The discussion was loosely grounded in the work of Mark S. Granovetter, whose 1973 paper "The Strength of Weak Ties" (American Journal of Sociology, May 1973, pp. 1360-1380) is one of the most widely cited papers in sociology. (See also Granovetter's 1983 followup paper in Sociological Theory, "The Strength of Weak Ties: A Network Theory Revisited.")

I won't try to recap the whole discussion here, since you can read the full transcript online elsewhere. Suffice it to say that in little more than an hour, 92 people contributed 695 tweets on the subject of how weak ties contribute to the spread of ideas in social networks. The discussion seemed particularly apropos given that almost none of the discussants knew each other except through the casual, transient contact afforded by Twitter and TweetChat (the tool used by most participants in the discussion).

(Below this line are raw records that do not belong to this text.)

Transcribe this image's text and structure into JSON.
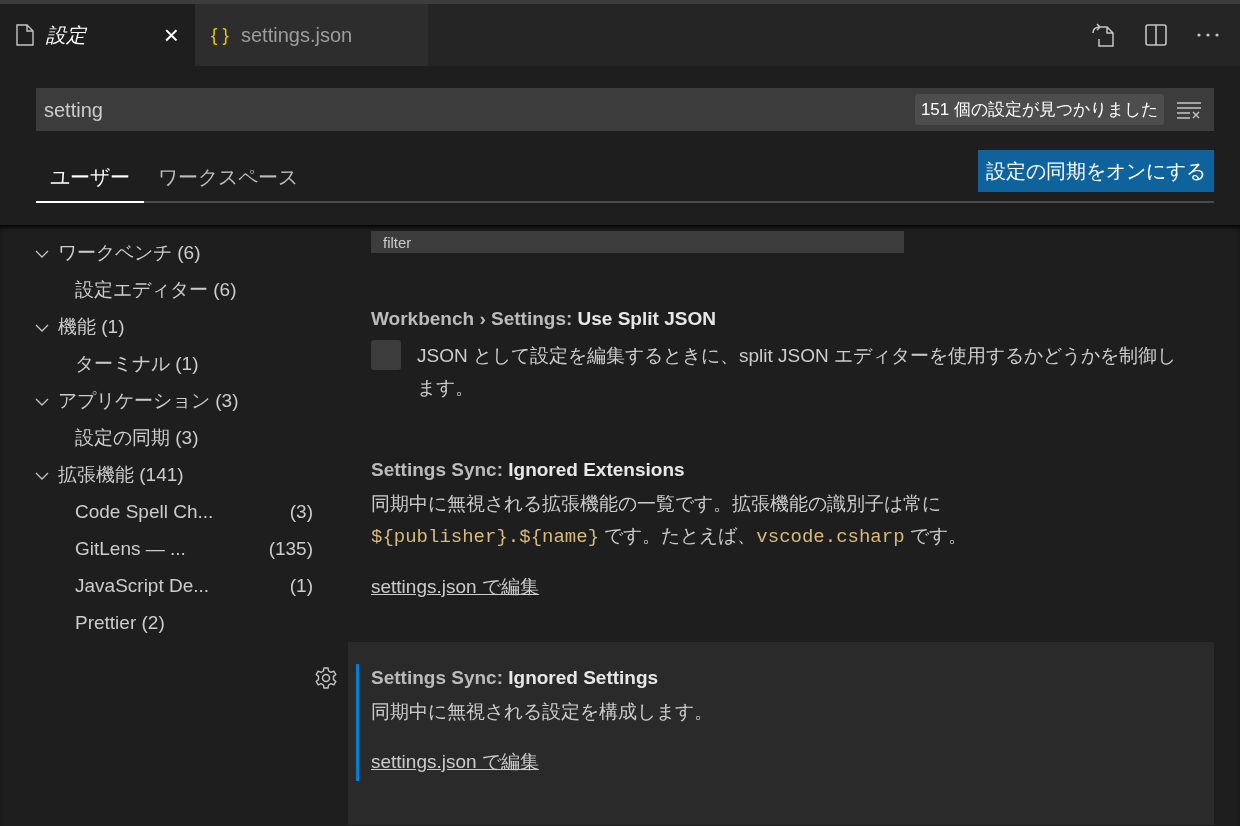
{
  "editor_tabs": [
    {
      "kind": "settings",
      "label": "設定",
      "selected": true,
      "close": "×"
    },
    {
      "kind": "json",
      "icon": "{ }",
      "label": "settings.json",
      "selected": false
    }
  ],
  "search": {
    "value": "setting",
    "result_count": "151 個の設定が見つかりました"
  },
  "scope_tabs": [
    {
      "label": "ユーザー",
      "selected": true
    },
    {
      "label": "ワークスペース",
      "selected": false
    }
  ],
  "sync_button": "設定の同期をオンにする",
  "toc": [
    {
      "label": "ワークベンチ (6)",
      "expanded": true,
      "children": [
        {
          "label": "設定エディター (6)"
        }
      ]
    },
    {
      "label": "機能 (1)",
      "expanded": true,
      "children": [
        {
          "label": "ターミナル (1)"
        }
      ]
    },
    {
      "label": "アプリケーション (3)",
      "expanded": true,
      "children": [
        {
          "label": "設定の同期 (3)"
        }
      ]
    },
    {
      "label": "拡張機能 (141)",
      "expanded": true,
      "children": [
        {
          "label": "Code Spell Ch...",
          "count": "(3)"
        },
        {
          "label": "GitLens — ...",
          "count": "(135)"
        },
        {
          "label": "JavaScript De...",
          "count": "(1)"
        },
        {
          "label": "Prettier (2)"
        }
      ]
    }
  ],
  "settings": [
    {
      "kind": "dropdown",
      "value": "filter"
    },
    {
      "kind": "checkbox",
      "category": "Workbench › Settings: ",
      "name": "Use Split JSON",
      "checked": false,
      "focused": false,
      "description": [
        {
          "text": "JSON として設定を編集するときに、split JSON エディターを使用するかどうかを制御します。",
          "code": false
        }
      ]
    },
    {
      "kind": "link",
      "category": "Settings Sync: ",
      "name": "Ignored Extensions",
      "focused": false,
      "description": [
        {
          "text": "同期中に無視される拡張機能の一覧です。拡張機能の識別子は常に ",
          "code": false
        },
        {
          "text": "${publisher}.${name}",
          "code": true
        },
        {
          "text": " です。たとえば、",
          "code": false
        },
        {
          "text": "vscode.csharp",
          "code": true
        },
        {
          "text": " です。",
          "code": false
        }
      ],
      "link": "settings.json で編集"
    },
    {
      "kind": "link",
      "category": "Settings Sync: ",
      "name": "Ignored Settings",
      "focused": true,
      "description": [
        {
          "text": "同期中に無視される設定を構成します。",
          "code": false
        }
      ],
      "link": "settings.json で編集"
    }
  ]
}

My main contribution to the discussion was to draw a parallel between weak social ties and the physical chemistry of hydrogen bonding. I pointed out that in chemistry, weak links (viz., hydrogen bonds) are responsible for much of what makes biomolecule behavior interesting. It's a hard point to try to make in 140 characters or less. But it's worth spending a minute thinking about.

In chemistry, there are several types of chemical bond. The strongest type is the covalent bond: This is the kind of bond that connects the various atoms in a molecule (such as the hydrogens to the oxygen in water). About 5% as strong as the covalent bond is the hydrogen bond, which represents the weak electrostatic pull between electron-rich atoms and electron-poor atoms of different molecules. About an order of magnitude weaker still is the van der Waals force between atoms. Hydrogen bonds and van der Waals interactions are transient in nature, whereas covalent bonds are (for all intents) permanent, or at least long-lasting.

It turns out that a lot of interesting chemical behavior arises from the short-lasting weak interactions that go under the name of hydrogen bonding. The concept of surface tension arises from it. Protein folding happens the way it does because of hydrogen bonding. The stickiness of adhesives is due to hydrogen bonding. (Epoxy, on the other hand, owes its strength to covalent bonds.)

At one point in the #ideachat session, I asked (rhetorically) which is more useful, Scotch tape or Krazy-Glue? Someone later suggested a better analogy would have been duct tape, or even PostIt notes (which famously rely on an adhesive that is almost -- but not quite -- ineffective). You can do a lot of useful things with Krazy-Glue (which relies on covalent bonds to get the job done), but I can think of at least 100 times more things you can do with duct tape. Tape is incredibly more versatile, even though the mechanism by which its adhesive works is fundamentally at least 20 times weaker than the mechanism behind Krazy-Glue.

In the same way, I tend to think that the weak ties engendered by things like Twitter tend, in the aggregate, to produce effects that are surprisingly far-reaching -- causing many tipping-points to be reached long before they otherwise would be.

Whether you agree with my physical-chemistry analogies or not, I encourage you to take part in the next #ideachat, which is scheduled to happen on the eleventh of December at 9:00 a.m. Eastern U.S. time. Mark your calendar. I'll see you there.